• **Required action**
Check each line of the entries below for the word "запросов", and copy the lines that have it.

• **Records provided**
::::::::::

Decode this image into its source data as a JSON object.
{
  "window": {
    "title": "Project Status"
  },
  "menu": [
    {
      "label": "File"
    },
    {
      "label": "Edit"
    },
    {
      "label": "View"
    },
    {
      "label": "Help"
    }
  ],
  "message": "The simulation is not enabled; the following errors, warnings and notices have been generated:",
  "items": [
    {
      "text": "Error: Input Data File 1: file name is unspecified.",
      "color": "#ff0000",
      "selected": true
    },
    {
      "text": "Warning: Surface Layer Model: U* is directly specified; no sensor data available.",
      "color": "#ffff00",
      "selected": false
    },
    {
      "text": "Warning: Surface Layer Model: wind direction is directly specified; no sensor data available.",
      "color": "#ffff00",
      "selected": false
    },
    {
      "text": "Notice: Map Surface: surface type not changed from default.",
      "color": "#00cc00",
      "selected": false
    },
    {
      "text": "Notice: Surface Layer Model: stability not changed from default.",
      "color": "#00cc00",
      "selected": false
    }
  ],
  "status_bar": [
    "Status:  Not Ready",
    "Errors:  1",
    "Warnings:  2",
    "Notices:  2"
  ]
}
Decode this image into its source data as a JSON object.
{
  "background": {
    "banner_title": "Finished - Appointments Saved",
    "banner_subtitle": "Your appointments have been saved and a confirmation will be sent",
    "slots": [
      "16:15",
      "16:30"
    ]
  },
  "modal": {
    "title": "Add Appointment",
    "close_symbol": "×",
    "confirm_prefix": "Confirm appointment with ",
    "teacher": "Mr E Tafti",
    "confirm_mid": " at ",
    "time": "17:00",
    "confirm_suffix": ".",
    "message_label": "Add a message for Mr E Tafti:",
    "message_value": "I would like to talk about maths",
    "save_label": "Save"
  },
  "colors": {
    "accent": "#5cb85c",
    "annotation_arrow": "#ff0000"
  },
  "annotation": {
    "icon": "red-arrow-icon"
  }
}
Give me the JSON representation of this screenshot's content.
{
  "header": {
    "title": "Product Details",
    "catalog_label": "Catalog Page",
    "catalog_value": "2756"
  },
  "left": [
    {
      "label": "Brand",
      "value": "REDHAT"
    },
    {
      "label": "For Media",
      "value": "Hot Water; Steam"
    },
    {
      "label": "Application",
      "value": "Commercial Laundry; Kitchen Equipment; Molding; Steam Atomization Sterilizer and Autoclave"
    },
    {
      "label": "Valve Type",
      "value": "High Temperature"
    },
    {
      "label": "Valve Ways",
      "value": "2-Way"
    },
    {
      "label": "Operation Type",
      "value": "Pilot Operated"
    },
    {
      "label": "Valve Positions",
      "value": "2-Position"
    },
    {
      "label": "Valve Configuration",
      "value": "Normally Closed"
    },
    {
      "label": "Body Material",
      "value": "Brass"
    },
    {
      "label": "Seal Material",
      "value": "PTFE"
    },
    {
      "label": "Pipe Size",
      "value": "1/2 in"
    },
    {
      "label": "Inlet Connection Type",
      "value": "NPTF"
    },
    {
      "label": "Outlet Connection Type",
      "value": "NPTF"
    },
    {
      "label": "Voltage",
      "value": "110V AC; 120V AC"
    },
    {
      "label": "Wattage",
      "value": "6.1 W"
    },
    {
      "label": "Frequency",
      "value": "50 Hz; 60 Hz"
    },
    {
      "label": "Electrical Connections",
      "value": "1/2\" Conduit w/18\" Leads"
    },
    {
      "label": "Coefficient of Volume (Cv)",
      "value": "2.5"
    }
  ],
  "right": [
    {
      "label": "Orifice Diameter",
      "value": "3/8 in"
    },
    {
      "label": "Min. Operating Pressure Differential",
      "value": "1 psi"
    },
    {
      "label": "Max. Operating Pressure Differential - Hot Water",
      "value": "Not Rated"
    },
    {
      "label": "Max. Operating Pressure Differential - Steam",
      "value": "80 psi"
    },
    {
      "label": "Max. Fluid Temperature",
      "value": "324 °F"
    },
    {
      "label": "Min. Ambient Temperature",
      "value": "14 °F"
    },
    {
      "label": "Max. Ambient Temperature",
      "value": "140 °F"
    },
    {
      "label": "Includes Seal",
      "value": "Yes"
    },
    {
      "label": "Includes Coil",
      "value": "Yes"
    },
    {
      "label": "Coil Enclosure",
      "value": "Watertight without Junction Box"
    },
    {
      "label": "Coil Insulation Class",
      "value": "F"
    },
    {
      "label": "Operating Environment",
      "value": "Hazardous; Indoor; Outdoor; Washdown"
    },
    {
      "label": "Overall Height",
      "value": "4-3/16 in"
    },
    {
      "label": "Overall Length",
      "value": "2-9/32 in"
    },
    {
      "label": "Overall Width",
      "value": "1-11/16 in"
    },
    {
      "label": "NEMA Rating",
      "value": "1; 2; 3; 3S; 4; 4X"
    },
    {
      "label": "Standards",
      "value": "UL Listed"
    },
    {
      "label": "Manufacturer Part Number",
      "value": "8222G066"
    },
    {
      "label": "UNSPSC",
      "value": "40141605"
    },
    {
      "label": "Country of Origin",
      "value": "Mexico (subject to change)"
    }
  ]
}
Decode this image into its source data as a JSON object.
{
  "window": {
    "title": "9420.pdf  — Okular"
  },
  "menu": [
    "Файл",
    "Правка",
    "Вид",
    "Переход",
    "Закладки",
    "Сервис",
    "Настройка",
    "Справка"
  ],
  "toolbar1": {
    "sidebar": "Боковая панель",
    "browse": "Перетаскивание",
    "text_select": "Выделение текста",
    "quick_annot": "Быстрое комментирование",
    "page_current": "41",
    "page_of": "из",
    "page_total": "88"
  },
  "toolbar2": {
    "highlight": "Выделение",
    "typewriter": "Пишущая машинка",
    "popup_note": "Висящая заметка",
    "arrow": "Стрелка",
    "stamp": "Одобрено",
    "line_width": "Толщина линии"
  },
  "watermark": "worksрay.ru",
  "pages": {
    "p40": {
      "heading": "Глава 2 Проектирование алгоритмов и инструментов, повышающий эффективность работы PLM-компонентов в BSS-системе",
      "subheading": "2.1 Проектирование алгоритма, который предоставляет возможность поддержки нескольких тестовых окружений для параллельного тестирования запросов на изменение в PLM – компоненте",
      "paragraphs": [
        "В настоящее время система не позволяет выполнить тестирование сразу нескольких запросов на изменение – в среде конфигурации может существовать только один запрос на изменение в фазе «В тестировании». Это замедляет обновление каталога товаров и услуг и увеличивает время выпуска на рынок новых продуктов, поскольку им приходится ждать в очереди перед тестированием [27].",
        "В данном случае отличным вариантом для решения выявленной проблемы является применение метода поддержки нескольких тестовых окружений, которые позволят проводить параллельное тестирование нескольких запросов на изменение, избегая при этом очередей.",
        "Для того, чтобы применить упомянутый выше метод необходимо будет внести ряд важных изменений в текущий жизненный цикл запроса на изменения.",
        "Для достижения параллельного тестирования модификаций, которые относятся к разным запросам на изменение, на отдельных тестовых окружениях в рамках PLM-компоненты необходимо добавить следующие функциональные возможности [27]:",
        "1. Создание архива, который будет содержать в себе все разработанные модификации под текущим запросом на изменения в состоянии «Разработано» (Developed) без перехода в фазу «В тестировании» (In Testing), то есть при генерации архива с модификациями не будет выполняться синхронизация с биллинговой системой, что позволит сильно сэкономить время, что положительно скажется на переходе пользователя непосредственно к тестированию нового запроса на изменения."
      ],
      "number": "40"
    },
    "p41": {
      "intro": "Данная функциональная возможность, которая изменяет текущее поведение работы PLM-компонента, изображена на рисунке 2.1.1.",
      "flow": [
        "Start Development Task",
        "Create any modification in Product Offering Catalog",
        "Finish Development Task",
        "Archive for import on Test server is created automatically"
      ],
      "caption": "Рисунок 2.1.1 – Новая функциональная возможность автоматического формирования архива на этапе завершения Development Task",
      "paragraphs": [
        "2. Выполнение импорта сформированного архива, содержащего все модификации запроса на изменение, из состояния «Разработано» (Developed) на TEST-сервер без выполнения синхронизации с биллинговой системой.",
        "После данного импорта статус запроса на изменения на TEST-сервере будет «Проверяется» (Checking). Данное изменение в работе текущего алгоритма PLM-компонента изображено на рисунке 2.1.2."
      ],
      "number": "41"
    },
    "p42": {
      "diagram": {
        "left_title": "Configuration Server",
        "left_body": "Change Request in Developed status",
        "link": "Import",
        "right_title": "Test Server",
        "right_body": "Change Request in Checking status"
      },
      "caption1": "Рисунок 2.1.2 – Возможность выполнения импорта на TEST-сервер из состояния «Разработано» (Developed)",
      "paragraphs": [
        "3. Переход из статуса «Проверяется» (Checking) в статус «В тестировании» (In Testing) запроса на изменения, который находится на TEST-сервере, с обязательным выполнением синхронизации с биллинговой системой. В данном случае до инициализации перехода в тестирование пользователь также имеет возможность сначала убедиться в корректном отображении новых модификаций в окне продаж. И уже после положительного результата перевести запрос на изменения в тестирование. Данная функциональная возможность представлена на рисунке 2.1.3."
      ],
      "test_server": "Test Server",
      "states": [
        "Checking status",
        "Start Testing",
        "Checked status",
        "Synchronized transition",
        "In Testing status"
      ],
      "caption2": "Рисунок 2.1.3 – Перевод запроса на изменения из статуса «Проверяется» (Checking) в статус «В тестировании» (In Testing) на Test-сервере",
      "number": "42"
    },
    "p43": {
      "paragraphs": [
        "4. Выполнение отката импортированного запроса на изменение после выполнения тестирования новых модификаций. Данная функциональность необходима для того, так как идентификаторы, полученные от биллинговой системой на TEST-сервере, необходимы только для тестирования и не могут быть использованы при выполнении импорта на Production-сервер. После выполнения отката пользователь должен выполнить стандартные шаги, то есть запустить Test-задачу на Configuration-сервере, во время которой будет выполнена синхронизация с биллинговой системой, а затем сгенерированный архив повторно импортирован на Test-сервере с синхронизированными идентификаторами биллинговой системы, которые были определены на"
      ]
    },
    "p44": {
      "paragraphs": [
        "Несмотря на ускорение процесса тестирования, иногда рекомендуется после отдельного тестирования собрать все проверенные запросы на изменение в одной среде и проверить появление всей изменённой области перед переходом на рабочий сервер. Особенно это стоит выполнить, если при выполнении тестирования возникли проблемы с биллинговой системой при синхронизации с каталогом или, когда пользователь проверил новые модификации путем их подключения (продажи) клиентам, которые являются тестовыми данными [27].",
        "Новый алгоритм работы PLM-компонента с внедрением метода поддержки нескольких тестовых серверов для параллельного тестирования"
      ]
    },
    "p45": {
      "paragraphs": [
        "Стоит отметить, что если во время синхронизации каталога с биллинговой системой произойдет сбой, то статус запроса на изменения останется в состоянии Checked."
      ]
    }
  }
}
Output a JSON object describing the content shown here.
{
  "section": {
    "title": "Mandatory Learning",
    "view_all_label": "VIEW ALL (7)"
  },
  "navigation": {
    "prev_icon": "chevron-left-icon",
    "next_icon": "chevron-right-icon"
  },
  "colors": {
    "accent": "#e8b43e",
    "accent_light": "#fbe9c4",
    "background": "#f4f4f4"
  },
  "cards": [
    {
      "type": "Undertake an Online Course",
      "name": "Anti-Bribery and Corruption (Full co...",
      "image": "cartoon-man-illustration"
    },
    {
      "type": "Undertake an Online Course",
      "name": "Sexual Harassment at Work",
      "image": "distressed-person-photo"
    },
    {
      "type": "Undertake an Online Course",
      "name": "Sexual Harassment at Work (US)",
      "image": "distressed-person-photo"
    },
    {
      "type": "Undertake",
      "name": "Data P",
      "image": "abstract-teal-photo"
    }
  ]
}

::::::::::

• **Result of this task**
      "subheading": "2.1 Проектирование алгоритма, который предоставляет возможность поддержки нескольких тестовых окружений для параллельного тестирования запросов на изменение в PLM – компоненте",
        "В настоящее время система не позволяет выполнить тестирование сразу нескольких запросов на изменение – в среде конфигурации может существовать только один запрос на изменение в фазе «В тестировании». Это замедляет обновление каталога товаров и услуг и увеличивает время выпуска на рынок новых продуктов, поскольку им приходится ждать в очереди перед тестированием [27].",
        "В данном случае отличным вариантом для решения выявленной проблемы является применение метода поддержки нескольких тестовых окружений, которые позволят проводить параллельное тестирование нескольких запросов на изменение, избегая при этом очередей.",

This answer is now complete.